New guidelines address the risks of financing coal plant retirement.
Since COP26—which included the announcement of the USD 8.5 billion South Africa Just Energy Transition Partnership (JETP) and the first time “phasing down” unabated coal was included in an international climate agreement—we’ve witnessed slow but steady progress on global coal phaseout efforts. The November 2022 announcement of the USD 20 billion Indonesia JETP was the culmination of a year-long negotiation, and other country JETPs, as well as additional efforts to address the finance of coal phaseout, are in the works or expected to be announced soon. These announcements, alongside recent pilots, are positioning blended finance as a promising tool to help the public and private sector collaborate on an accelerated transition from coal to clean energy.
Achieving a managed and just coal transition will require a significant mobilization of capital. However, reputational risks surrounding coal deals of any kind threaten to dampen momentum. To address these risks and provide clear guidance on how such coal transition deals can be developed and implemented with integrity, Climate Bonds Initiative (CBI), Climate Policy Initiative (CPI), and RMI, with input from finance, energy and policy experts across developed and emerging markets, have developed an initial set of guidelines to help financiers, policy makers, coal plant owners, and civil society navigate the possible pitfalls.
A Growing Role for Finance in the Coal-to-Clean Transition
We propose that financing mechanisms which enable an early and equitable retirement of coal production while expanding renewable energy (often called Coal Transition Mechanisms, or CTMs) can play a major role in translating ambition into action, if they are structured properly and implemented transparently. Especially in emerging markets.
While market forces will continue to push out existing coal in competitive markets, 93% of coal capacity remains shielded from market pressure by electricity regulation or long-term contracts. High-integrity CTMs have the potential to mobilize finance in a way that address multiple risks: mitigating the short-term losses associated with early retirement, expanding financing sources for energy transition efforts, and helping to preserve the economic, regulatory, and social stability that is crucial for achieving long-term climate goals
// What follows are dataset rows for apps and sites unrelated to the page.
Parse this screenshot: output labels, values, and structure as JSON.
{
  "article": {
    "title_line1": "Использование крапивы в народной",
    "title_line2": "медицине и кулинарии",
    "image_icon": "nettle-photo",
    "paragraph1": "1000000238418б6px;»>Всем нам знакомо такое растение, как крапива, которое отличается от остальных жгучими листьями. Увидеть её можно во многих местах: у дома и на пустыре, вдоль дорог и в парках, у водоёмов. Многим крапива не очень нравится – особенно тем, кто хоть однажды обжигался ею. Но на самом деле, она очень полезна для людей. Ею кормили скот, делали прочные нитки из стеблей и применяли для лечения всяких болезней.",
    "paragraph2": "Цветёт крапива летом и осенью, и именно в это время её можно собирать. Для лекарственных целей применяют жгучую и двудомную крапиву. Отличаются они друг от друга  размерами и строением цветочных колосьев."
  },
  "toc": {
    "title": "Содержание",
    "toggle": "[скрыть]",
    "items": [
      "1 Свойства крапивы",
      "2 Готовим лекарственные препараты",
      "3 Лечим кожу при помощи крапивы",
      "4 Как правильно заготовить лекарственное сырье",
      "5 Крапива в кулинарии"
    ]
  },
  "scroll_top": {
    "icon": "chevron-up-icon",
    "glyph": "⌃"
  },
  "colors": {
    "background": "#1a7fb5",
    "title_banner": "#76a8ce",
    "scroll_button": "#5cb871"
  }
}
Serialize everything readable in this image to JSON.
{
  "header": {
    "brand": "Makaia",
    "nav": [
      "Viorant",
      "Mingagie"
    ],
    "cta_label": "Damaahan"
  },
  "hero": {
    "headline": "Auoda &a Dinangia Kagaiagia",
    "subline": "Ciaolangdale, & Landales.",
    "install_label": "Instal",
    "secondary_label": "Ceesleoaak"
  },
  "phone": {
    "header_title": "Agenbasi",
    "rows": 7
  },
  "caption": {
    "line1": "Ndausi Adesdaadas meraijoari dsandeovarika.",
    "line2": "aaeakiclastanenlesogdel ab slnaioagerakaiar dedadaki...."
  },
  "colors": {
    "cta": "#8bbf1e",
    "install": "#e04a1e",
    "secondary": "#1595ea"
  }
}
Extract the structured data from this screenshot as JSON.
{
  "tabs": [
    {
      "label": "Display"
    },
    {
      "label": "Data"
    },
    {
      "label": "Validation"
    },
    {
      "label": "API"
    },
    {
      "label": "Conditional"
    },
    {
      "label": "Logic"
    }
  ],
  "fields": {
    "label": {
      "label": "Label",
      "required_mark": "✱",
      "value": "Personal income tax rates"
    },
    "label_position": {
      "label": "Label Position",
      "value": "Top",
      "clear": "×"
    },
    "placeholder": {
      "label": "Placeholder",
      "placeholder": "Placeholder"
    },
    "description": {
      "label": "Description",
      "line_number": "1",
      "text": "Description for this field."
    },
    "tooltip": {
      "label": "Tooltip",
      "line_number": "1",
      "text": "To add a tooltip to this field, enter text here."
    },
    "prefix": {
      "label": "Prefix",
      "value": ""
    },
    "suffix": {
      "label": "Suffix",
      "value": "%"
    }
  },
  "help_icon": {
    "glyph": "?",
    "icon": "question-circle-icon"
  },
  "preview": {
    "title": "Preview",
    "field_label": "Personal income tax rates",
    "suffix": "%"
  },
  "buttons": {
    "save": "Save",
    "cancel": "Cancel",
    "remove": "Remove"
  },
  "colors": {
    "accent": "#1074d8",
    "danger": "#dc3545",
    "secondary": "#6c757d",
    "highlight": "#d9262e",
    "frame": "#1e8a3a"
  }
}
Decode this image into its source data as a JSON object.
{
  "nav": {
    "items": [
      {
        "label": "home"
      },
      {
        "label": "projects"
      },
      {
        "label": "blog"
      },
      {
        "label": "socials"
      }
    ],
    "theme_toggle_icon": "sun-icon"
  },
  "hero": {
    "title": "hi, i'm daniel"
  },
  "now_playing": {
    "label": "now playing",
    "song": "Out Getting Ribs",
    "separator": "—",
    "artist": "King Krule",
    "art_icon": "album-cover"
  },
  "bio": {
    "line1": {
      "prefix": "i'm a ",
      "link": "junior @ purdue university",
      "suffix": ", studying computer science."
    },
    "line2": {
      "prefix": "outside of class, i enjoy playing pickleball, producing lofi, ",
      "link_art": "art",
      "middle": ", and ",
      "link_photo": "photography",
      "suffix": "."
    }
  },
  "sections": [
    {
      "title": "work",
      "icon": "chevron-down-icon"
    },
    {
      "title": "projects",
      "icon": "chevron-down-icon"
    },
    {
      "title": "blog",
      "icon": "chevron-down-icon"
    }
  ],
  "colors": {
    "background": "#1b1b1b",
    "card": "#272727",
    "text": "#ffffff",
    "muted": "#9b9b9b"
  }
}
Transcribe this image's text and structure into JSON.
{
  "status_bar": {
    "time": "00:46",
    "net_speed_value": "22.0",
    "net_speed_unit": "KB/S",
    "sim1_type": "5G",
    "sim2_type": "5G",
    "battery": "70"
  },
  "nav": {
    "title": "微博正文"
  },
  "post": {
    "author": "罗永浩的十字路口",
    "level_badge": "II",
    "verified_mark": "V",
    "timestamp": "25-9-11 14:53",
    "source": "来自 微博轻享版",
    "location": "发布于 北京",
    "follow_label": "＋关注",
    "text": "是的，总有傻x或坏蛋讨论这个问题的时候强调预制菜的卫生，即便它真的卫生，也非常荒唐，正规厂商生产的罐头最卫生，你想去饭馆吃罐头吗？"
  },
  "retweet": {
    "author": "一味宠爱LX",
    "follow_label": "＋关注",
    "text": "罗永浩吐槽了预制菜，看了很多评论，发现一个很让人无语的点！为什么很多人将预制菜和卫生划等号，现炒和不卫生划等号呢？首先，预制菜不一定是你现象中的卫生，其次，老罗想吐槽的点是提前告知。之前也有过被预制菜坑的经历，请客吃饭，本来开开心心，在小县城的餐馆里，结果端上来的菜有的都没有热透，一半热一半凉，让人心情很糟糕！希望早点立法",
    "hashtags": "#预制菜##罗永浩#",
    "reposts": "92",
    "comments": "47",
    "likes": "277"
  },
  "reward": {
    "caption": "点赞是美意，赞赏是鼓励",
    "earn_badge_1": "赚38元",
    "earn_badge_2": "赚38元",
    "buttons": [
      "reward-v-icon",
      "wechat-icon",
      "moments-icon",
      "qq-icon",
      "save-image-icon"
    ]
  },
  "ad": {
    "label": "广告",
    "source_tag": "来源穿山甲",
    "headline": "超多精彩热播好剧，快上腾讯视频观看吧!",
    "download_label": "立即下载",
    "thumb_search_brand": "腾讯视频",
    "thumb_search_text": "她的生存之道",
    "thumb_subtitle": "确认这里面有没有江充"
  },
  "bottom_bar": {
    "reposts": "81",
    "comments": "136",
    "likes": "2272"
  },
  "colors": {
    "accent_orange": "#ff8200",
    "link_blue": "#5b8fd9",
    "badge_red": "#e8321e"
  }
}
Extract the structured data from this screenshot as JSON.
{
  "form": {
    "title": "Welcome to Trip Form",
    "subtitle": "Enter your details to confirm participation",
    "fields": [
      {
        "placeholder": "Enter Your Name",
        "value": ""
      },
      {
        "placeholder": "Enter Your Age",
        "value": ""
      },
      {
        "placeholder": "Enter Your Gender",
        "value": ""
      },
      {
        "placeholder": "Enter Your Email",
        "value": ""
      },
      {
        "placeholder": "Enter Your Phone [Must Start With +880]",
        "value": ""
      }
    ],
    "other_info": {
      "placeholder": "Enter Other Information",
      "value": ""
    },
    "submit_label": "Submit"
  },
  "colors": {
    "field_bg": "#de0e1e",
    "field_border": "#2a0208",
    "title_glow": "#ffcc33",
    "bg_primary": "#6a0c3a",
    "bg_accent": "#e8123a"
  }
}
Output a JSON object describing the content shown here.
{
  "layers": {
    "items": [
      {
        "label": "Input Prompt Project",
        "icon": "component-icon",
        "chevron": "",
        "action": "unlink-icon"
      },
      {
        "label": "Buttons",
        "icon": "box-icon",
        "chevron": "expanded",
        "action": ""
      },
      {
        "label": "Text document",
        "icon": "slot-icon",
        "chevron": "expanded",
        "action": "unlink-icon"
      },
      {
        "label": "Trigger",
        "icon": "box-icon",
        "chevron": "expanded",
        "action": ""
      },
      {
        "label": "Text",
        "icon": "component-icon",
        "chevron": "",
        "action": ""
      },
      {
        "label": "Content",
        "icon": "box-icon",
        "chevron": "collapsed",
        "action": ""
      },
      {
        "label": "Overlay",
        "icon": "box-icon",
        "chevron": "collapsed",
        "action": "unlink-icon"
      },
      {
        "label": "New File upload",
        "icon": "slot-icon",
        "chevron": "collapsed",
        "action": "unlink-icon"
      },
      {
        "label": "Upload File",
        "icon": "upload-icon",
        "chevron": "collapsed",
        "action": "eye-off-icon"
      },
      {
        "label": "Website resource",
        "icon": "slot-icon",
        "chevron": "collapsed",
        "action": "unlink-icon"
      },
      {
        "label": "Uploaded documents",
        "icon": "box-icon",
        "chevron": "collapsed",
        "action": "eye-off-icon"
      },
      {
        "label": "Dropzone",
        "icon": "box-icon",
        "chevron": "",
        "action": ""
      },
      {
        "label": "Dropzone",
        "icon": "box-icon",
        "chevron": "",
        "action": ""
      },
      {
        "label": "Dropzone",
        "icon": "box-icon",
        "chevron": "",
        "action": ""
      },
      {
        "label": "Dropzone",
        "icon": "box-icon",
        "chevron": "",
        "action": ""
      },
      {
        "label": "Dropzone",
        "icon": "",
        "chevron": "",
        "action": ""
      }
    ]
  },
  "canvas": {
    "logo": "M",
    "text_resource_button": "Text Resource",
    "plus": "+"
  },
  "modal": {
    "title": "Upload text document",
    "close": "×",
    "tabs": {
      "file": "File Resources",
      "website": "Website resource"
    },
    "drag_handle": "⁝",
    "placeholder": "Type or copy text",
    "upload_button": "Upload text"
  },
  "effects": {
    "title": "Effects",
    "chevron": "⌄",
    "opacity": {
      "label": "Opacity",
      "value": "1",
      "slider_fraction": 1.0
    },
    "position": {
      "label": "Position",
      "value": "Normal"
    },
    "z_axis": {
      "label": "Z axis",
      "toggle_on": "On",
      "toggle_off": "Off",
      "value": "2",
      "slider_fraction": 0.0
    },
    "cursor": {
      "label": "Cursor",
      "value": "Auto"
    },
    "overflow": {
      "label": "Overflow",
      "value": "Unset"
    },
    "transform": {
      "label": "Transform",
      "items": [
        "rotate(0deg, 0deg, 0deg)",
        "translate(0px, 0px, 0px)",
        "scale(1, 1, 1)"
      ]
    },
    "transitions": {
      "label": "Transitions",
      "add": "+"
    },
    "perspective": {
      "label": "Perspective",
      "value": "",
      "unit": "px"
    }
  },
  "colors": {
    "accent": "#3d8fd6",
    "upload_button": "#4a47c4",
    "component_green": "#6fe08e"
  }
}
This is already occurring. In the Philippines, utility ACEN recently approved a deal to sell its remaining coal plant through the first market-based ETM transaction for retirement on an accelerated timeline. Indonesia’s utility agreed to a similar structure for one of its plants, leveraging concessional funding to support the deal. The Indonesia JETP, where coal provides over 60% of electricity generation today, will certainly accelerate the need for well-structured CTMs.
Mobilizing Capital for the Coal-to-Clean Transition: Tackling Reputational Risks
Though a few pilot deals are moving forward, by and large CTMs remain relatively unexplored territory. In addition to the financial risks CTMs face as innovative tools, they also carry reputational risks that, left unaddressed, could make financial institutions wary. For example, even if they ultimately result in emissions savings, funding CTMs looks like financing coal plants, and will add emissions in the near term to investment portfolios. This challenge is magnified if CTMs fail to deliver emissions savings or undermine long-term climate goals, or if they do not ensure protection for workers and communities that may be negatively impacted by a coal transition.
The Way Forward: A Framework for Credible Coal Transition Financing
CBI, CPI, and RMI developed a set of initial guidelines to help navigate these reputational risks (see graphic below). These guidelines provide a framework to mitigate the largest risks of CTMs, demonstrate positive outcomes, and drive the transparency needed to inform financial institutions’ decisions on whether to engage in a transaction.
The guidelines provide recommendations across critical issues to ensure that CTM transactions:
- Demonstrate the need and value of transition finance by assessing coal plants against major risks—moral hazard, non-additionality—as well as optics and other significant risks of providing financing to coal plant owners who are actively operating multiple plants or proposing to build new coal plants.
- Result in positive climate impacts in support of Paris-aligned goals by demonstrating credible long-term emissions savings and managing backsliding, emissions leakage, and emissions lock-in risks of deals.
- Support a just transition to clean energy by establishing provisions and plans to protect coal workers, communities, local entities, and other stakeholders from the possible negative impacts of an accelerated coal transition.
- Provide transparency and accountability to nonfinancial outcomes, such as emissions reductions and inclusion of other SDG-aligned goals, by ensuring public disclosures about transition deals build the trust and confidence in a CTM’s ability to deliver on its intended outcomes.
While these guidelines put forward a set of minimum recommendations for CTM credibility, we expect the guidelines to evolve with community input, CTM experience, stakeholder needs, and climate ambition. We approached this work with a view that enabling initial CTMs can create necessary proof points and demonstrate that capital can be mobilized and deployed credibly.
As these proof points are established, many of the guidelines will need to ratchet up their ambition to ultimately support achievement of 1.5°C temperature goals. Credible financial mechanisms, including those that access capital and carbon markets, can build momentum behind the coal-to-clean transition, ensuring that public funds are used wisely and private finance is mobilized at scale.
We look forward to your input, and to many more exciting announcements in the global effort to phase out coal that result in positive climate and social outcomes.